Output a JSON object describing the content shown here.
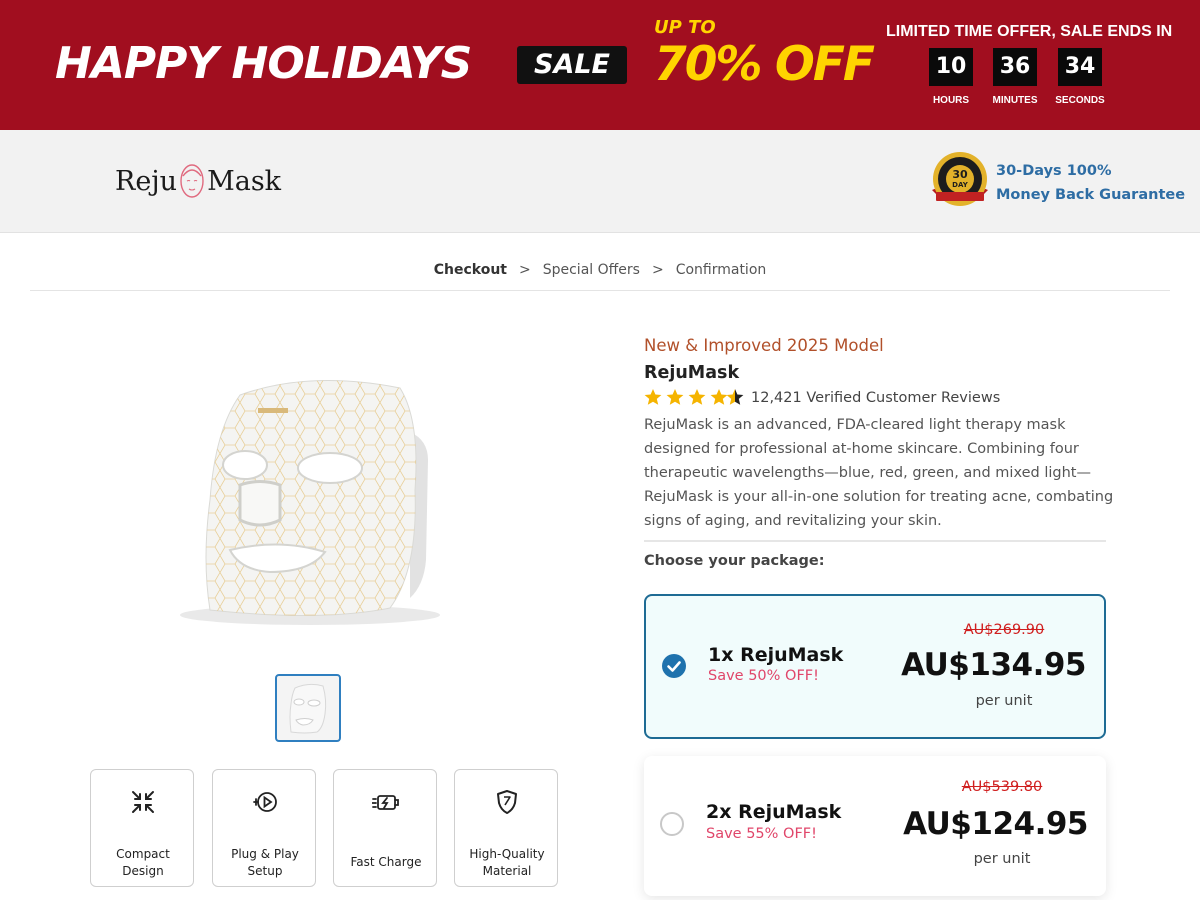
{
  "banner": {
    "title": "HAPPY HOLIDAYS",
    "sale_badge": "SALE",
    "up_to": "UP TO",
    "discount": "70% OFF",
    "countdown_label": "LIMITED TIME OFFER, SALE ENDS IN",
    "countdown": [
      {
        "value": "10",
        "unit": "HOURS"
      },
      {
        "value": "36",
        "unit": "MINUTES"
      },
      {
        "value": "34",
        "unit": "SECONDS"
      }
    ],
    "colors": {
      "background": "#a10e1f",
      "accent": "#ffd400"
    }
  },
  "header": {
    "logo_left": "Reju",
    "logo_right": "Mask",
    "guarantee_line1": "30-Days 100%",
    "guarantee_line2": "Money Back Guarantee",
    "seal_icon": "money-back-seal-icon"
  },
  "breadcrumb": {
    "steps": [
      "Checkout",
      "Special Offers",
      "Confirmation"
    ],
    "separator": ">",
    "current_index": 0
  },
  "gallery": {
    "main_image": "led-light-therapy-mask",
    "thumbnails": [
      "led-light-therapy-mask-thumbnail"
    ],
    "features": [
      {
        "icon": "compress-arrows-icon",
        "line1": "Compact",
        "line2": "Design"
      },
      {
        "icon": "plug-play-icon",
        "line1": "Plug & Play",
        "line2": "Setup"
      },
      {
        "icon": "battery-bolt-icon",
        "line1": "Fast Charge",
        "line2": ""
      },
      {
        "icon": "shield-icon",
        "line1": "High-Quality",
        "line2": "Material"
      }
    ]
  },
  "product": {
    "model_note": "New & Improved 2025 Model",
    "name": "RejuMask",
    "rating": 4.5,
    "reviews": "12,421 Verified Customer Reviews",
    "description": "RejuMask is an advanced, FDA-cleared light therapy mask designed for professional at-home skincare. Combining four therapeutic wavelengths—blue, red, green, and mixed light—RejuMask is your all-in-one solution for treating acne, combating signs of aging, and revitalizing your skin.",
    "choose_label": "Choose your package:"
  },
  "packages": [
    {
      "qty": "1x RejuMask",
      "save": "Save 50% OFF!",
      "old_price": "AU$269.90",
      "price": "AU$134.95",
      "per": "per unit",
      "selected": true
    },
    {
      "qty": "2x RejuMask",
      "save": "Save 55% OFF!",
      "old_price": "AU$539.80",
      "price": "AU$124.95",
      "per": "per unit",
      "selected": false
    }
  ]
}
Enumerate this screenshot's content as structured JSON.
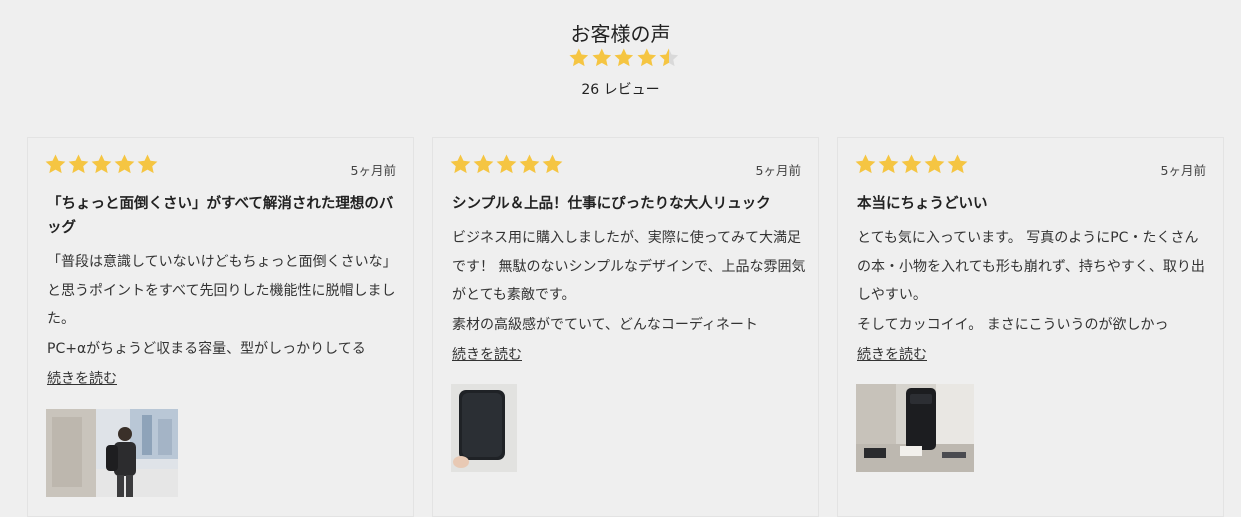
{
  "section": {
    "title": "お客様の声",
    "average_rating": 4.5,
    "review_count_label": "26 レビュー"
  },
  "colors": {
    "star": "#f5c542",
    "star_empty": "#d9d9d9",
    "background": "#efefef"
  },
  "reviews": [
    {
      "rating": 5,
      "date": "5ヶ月前",
      "title": "「ちょっと面倒くさい」がすべて解消された理想のバッグ",
      "paragraphs": [
        "「普段は意識していないけどもちょっと面倒くさいな」と思うポイントをすべて先回りした機能性に脱帽しました。",
        "PC+αがちょうど収まる容量、型がしっかりしてる"
      ],
      "read_more": "続きを読む",
      "photo": "person-with-backpack-photo"
    },
    {
      "rating": 5,
      "date": "5ヶ月前",
      "title": "シンプル＆上品！仕事にぴったりな大人リュック",
      "paragraphs": [
        "ビジネス用に購入しましたが、実際に使ってみて大満足です！ 無駄のないシンプルなデザインで、上品な雰囲気がとても素敵です。",
        "素材の高級感がでていて、どんなコーディネート"
      ],
      "read_more": "続きを読む",
      "photo": "black-bag-photo"
    },
    {
      "rating": 5,
      "date": "5ヶ月前",
      "title": "本当にちょうどいい",
      "paragraphs": [
        "とても気に入っています。 写真のようにPC・たくさんの本・小物を入れても形も崩れず、持ちやすく、取り出しやすい。",
        "そしてカッコイイ。 まさにこういうのが欲しかっ"
      ],
      "read_more": "続きを読む",
      "photo": "backpack-on-desk-photo"
    }
  ]
}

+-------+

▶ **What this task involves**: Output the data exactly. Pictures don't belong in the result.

▶ **Your response**:
Output a JSON object describing the content shown here.
{
  "banner": {
    "title": "HAPPY HOLIDAYS",
    "sale_badge": "SALE",
    "up_to": "UP TO",
    "discount": "70% OFF",
    "countdown_label": "LIMITED TIME OFFER, SALE ENDS IN",
    "countdown": [
      {
        "value": "10",
        "unit": "HOURS"
      },
      {
        "value": "36",
        "unit": "MINUTES"
      },
      {
        "value": "34",
        "unit": "SECONDS"
      }
    ],
    "colors": {
      "background": "#a10e1f",
      "accent": "#ffd400"
    }
  },
  "header": {
    "logo_left": "Reju",
    "logo_right": "Mask",
    "guarantee_line1": "30-Days 100%",
    "guarantee_line2": "Money Back Guarantee",
    "seal_icon": "money-back-seal-icon"
  },
  "breadcrumb": {
    "steps": [
      "Checkout",
      "Special Offers",
      "Confirmation"
    ],
    "separator": ">",
    "current_index": 0
  },
  "gallery": {
    "main_image": "led-light-therapy-mask",
    "thumbnails": [
      "led-light-therapy-mask-thumbnail"
    ],
    "features": [
      {
        "icon": "compress-arrows-icon",
        "line1": "Compact",
        "line2": "Design"
      },
      {
        "icon": "plug-play-icon",
        "line1": "Plug & Play",
        "line2": "Setup"
      },
      {
        "icon": "battery-bolt-icon",
        "line1": "Fast Charge",
        "line2": ""
      },
      {
        "icon": "shield-icon",
        "line1": "High-Quality",
        "line2": "Material"
      }
    ]
  },
  "product": {
    "model_note": "New & Improved 2025 Model",
    "name": "RejuMask",
    "rating": 4.5,
    "reviews": "12,421 Verified Customer Reviews",
    "description": "RejuMask is an advanced, FDA-cleared light therapy mask designed for professional at-home skincare. Combining four therapeutic wavelengths—blue, red, green, and mixed light—RejuMask is your all-in-one solution for treating acne, combating signs of aging, and revitalizing your skin.",
    "choose_label": "Choose your package:"
  },
  "packages": [
    {
      "qty": "1x RejuMask",
      "save": "Save 50% OFF!",
      "old_price": "AU$269.90",
      "price": "AU$134.95",
      "per": "per unit",
      "selected": true
    },
    {
      "qty": "2x RejuMask",
      "save": "Save 55% OFF!",
      "old_price": "AU$539.80",
      "price": "AU$124.95",
      "per": "per unit",
      "selected": false
    }
  ]
}
Enumerate this screenshot's content as structured JSON.
{
  "section": {
    "title": "お客様の声",
    "average_rating": 4.5,
    "review_count_label": "26 レビュー"
  },
  "colors": {
    "star": "#f5c542",
    "star_empty": "#d9d9d9",
    "background": "#efefef"
  },
  "reviews": [
    {
      "rating": 5,
      "date": "5ヶ月前",
      "title": "「ちょっと面倒くさい」がすべて解消された理想のバッグ",
      "paragraphs": [
        "「普段は意識していないけどもちょっと面倒くさいな」と思うポイントをすべて先回りした機能性に脱帽しました。",
        "PC+αがちょうど収まる容量、型がしっかりしてる"
      ],
      "read_more": "続きを読む",
      "photo": "person-with-backpack-photo"
    },
    {
      "rating": 5,
      "date": "5ヶ月前",
      "title": "シンプル＆上品！仕事にぴったりな大人リュック",
      "paragraphs": [
        "ビジネス用に購入しましたが、実際に使ってみて大満足です！ 無駄のないシンプルなデザインで、上品な雰囲気がとても素敵です。",
        "素材の高級感がでていて、どんなコーディネート"
      ],
      "read_more": "続きを読む",
      "photo": "black-bag-photo"
    },
    {
      "rating": 5,
      "date": "5ヶ月前",
      "title": "本当にちょうどいい",
      "paragraphs": [
        "とても気に入っています。 写真のようにPC・たくさんの本・小物を入れても形も崩れず、持ちやすく、取り出しやすい。",
        "そしてカッコイイ。 まさにこういうのが欲しかっ"
      ],
      "read_more": "続きを読む",
      "photo": "backpack-on-desk-photo"
    }
  ]
}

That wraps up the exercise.